Below the Surface and The Eco-Warrior Team mobilize to assess pre-contamination conditions to establish a baseline for restoration efforts in the Gulf of Mexico
New Orleans, LA – On May 5th 2010, the exploration team from Below the Surface (BTS) & Eco-Warrior/pro-surfer James Pribram are expected to arrive and hire local fishermen and pilots to charter their critical mission to assess precontamination conditions in sensitive habitats along the Gulf Coast. This oil spill has the potential to be the worst in America’s history and has spilled nearly 3-million gallons into the Gulf with no signs of slowing. If the wellhead blows we could see a spill of over 2 million gallons per day; it is currently spewing over 200,000 gallons per day.
It is imperative that a baseline assessment of pre-contamination conditions be established in the Gulf of Mexico to aid restoration efforts. The team will coordinate water and soil sampling while focusing on video footage, and thorough photo documentation. All of these parameters are imperative for successful clean-up and rehabilitation efforts.
The BTS Team will build a comprehensive database using the latest technology with Google Earth, GPS, Time-stamps & proprietary photography techniques. In addition, they will offer real-time updates through their social networks, coordinate daily media interviews, and offer streamlined fundraising for local NGOs.
“The cost to the fishing industry in Louisiana could be $2.5 billion, while the impact on tourism along Florida’s panhandle coast could be $3 billion,” Neil McMahon, analyst at investment firm Bernstein, said on Friday.
This spill comes at the peak of nesting & migration in the South for millions of birds and at the start of the shrimping & fishing season. Fisherman Harold Strong told WLOX, “We’ll be out of business, basically, pretty much devastated. I see no recovery. If you lose two to three years, I can see absolutely no way to come back from it.” The local economic impact
could surpass that of Hurricane Katrina. Oil has begun to wash ashore in remote areas of Louisiana so it is important that the team moves quickly through the Gulf Coast.
It was only three months ago that the BTS team completed their successful expedition on the Atchafalaya River in Louisiana to document nature’s resilience and Gulf Coast restoration. A writer and a photographer from Reader’s Digest covered the story and it is due in the June issue.

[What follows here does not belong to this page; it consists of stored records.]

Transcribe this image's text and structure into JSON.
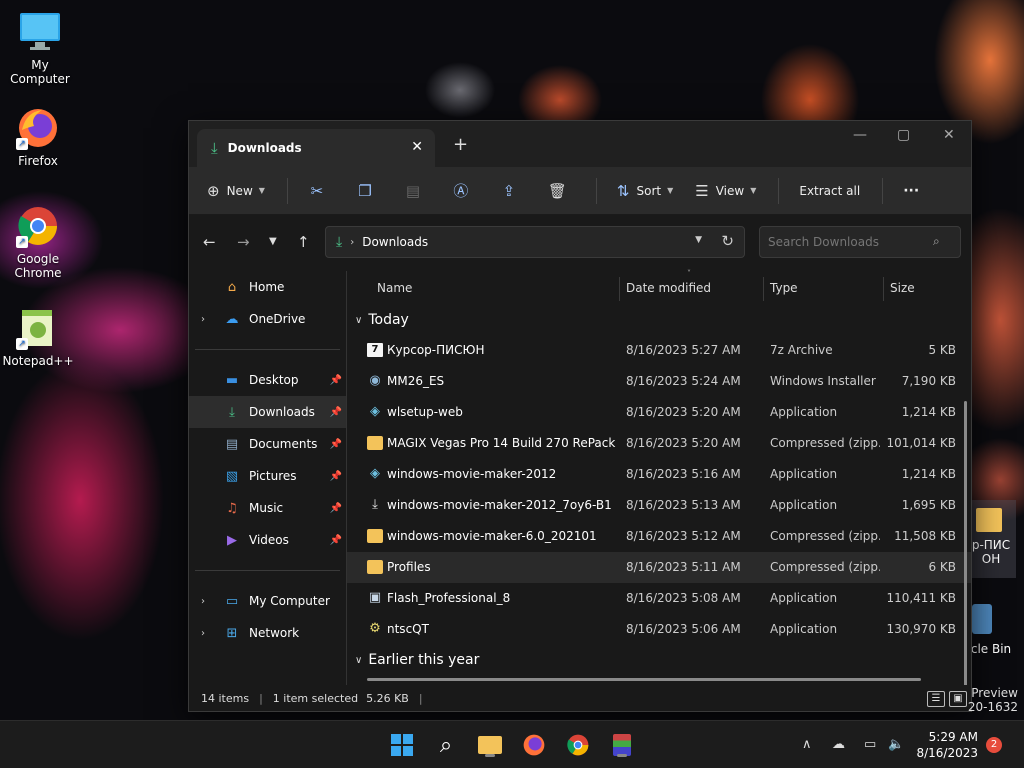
{
  "desktop": {
    "icons": [
      {
        "label": "My Computer",
        "icon": "monitor-icon"
      },
      {
        "label": "Firefox",
        "icon": "firefox-icon"
      },
      {
        "label": "Google Chrome",
        "icon": "chrome-icon"
      },
      {
        "label": "Notepad++",
        "icon": "notepadpp-icon"
      }
    ],
    "partial_right": {
      "file_label": "р-ПИС ОН",
      "recycle_label": "cle Bin"
    }
  },
  "window": {
    "tab_title": "Downloads",
    "toolbar": {
      "new_label": "New",
      "sort_label": "Sort",
      "view_label": "View",
      "extract_label": "Extract all",
      "more_label": "···"
    },
    "address": {
      "path": "Downloads"
    },
    "search": {
      "placeholder": "Search Downloads"
    },
    "sidebar": {
      "top": [
        {
          "label": "Home",
          "icon": "home-icon",
          "expandable": false
        },
        {
          "label": "OneDrive",
          "icon": "cloud-icon",
          "expandable": true
        }
      ],
      "quick": [
        {
          "label": "Desktop",
          "icon": "desktop-icon",
          "pinned": true,
          "selected": false
        },
        {
          "label": "Downloads",
          "icon": "download-icon",
          "pinned": true,
          "selected": true
        },
        {
          "label": "Documents",
          "icon": "document-icon",
          "pinned": true,
          "selected": false
        },
        {
          "label": "Pictures",
          "icon": "picture-icon",
          "pinned": true,
          "selected": false
        },
        {
          "label": "Music",
          "icon": "music-icon",
          "pinned": true,
          "selected": false
        },
        {
          "label": "Videos",
          "icon": "video-icon",
          "pinned": true,
          "selected": false
        }
      ],
      "bottom": [
        {
          "label": "My Computer",
          "icon": "monitor-icon",
          "expandable": true
        },
        {
          "label": "Network",
          "icon": "network-icon",
          "expandable": true
        }
      ]
    },
    "columns": {
      "name": "Name",
      "date": "Date modified",
      "type": "Type",
      "size": "Size"
    },
    "groups": {
      "today": "Today",
      "earlier": "Earlier this year"
    },
    "files": [
      {
        "name": "Курсор-ПИСЮН",
        "date": "8/16/2023 5:27 AM",
        "type": "7z Archive",
        "size": "5 KB",
        "icon": "7z-archive-icon"
      },
      {
        "name": "MM26_ES",
        "date": "8/16/2023 5:24 AM",
        "type": "Windows Installer ...",
        "size": "7,190 KB",
        "icon": "installer-icon"
      },
      {
        "name": "wlsetup-web",
        "date": "8/16/2023 5:20 AM",
        "type": "Application",
        "size": "1,214 KB",
        "icon": "setup-app-icon"
      },
      {
        "name": "MAGIX Vegas Pro 14 Build 270 RePack by ...",
        "date": "8/16/2023 5:20 AM",
        "type": "Compressed (zipp...",
        "size": "101,014 KB",
        "icon": "zip-folder-icon"
      },
      {
        "name": "windows-movie-maker-2012",
        "date": "8/16/2023 5:16 AM",
        "type": "Application",
        "size": "1,214 KB",
        "icon": "setup-app-icon"
      },
      {
        "name": "windows-movie-maker-2012_7oy6-B1",
        "date": "8/16/2023 5:13 AM",
        "type": "Application",
        "size": "1,695 KB",
        "icon": "download-app-icon"
      },
      {
        "name": "windows-movie-maker-6.0_202101",
        "date": "8/16/2023 5:12 AM",
        "type": "Compressed (zipp...",
        "size": "11,508 KB",
        "icon": "zip-folder-icon"
      },
      {
        "name": "Profiles",
        "date": "8/16/2023 5:11 AM",
        "type": "Compressed (zipp...",
        "size": "6 KB",
        "icon": "zip-folder-icon"
      },
      {
        "name": "Flash_Professional_8",
        "date": "8/16/2023 5:08 AM",
        "type": "Application",
        "size": "110,411 KB",
        "icon": "app-window-icon"
      },
      {
        "name": "ntscQT",
        "date": "8/16/2023 5:06 AM",
        "type": "Application",
        "size": "130,970 KB",
        "icon": "app-gear-icon"
      }
    ],
    "selected_row": 7,
    "status": {
      "items": "14 items",
      "selected": "1 item selected",
      "size": "5.26 KB"
    }
  },
  "taskbar": {
    "clock_time": "5:29 AM",
    "clock_date": "8/16/2023",
    "notification_count": "2",
    "watermark_line1": "Preview",
    "watermark_line2": "20-1632"
  },
  "colors": {
    "accent": "#4cc38a",
    "folder": "#f3c35a",
    "bg": "#191919"
  }
}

REQUEST FOR SUPPORT: “Any donation up to the $34,000 budget total to get our crew on the ground for several weeks is greatly appreciated by us, the fisherman whose families rely on this coastline for survival and the animals that thrive in this area,” says Gustavson—donations can be made directly @ belowthesurface.org.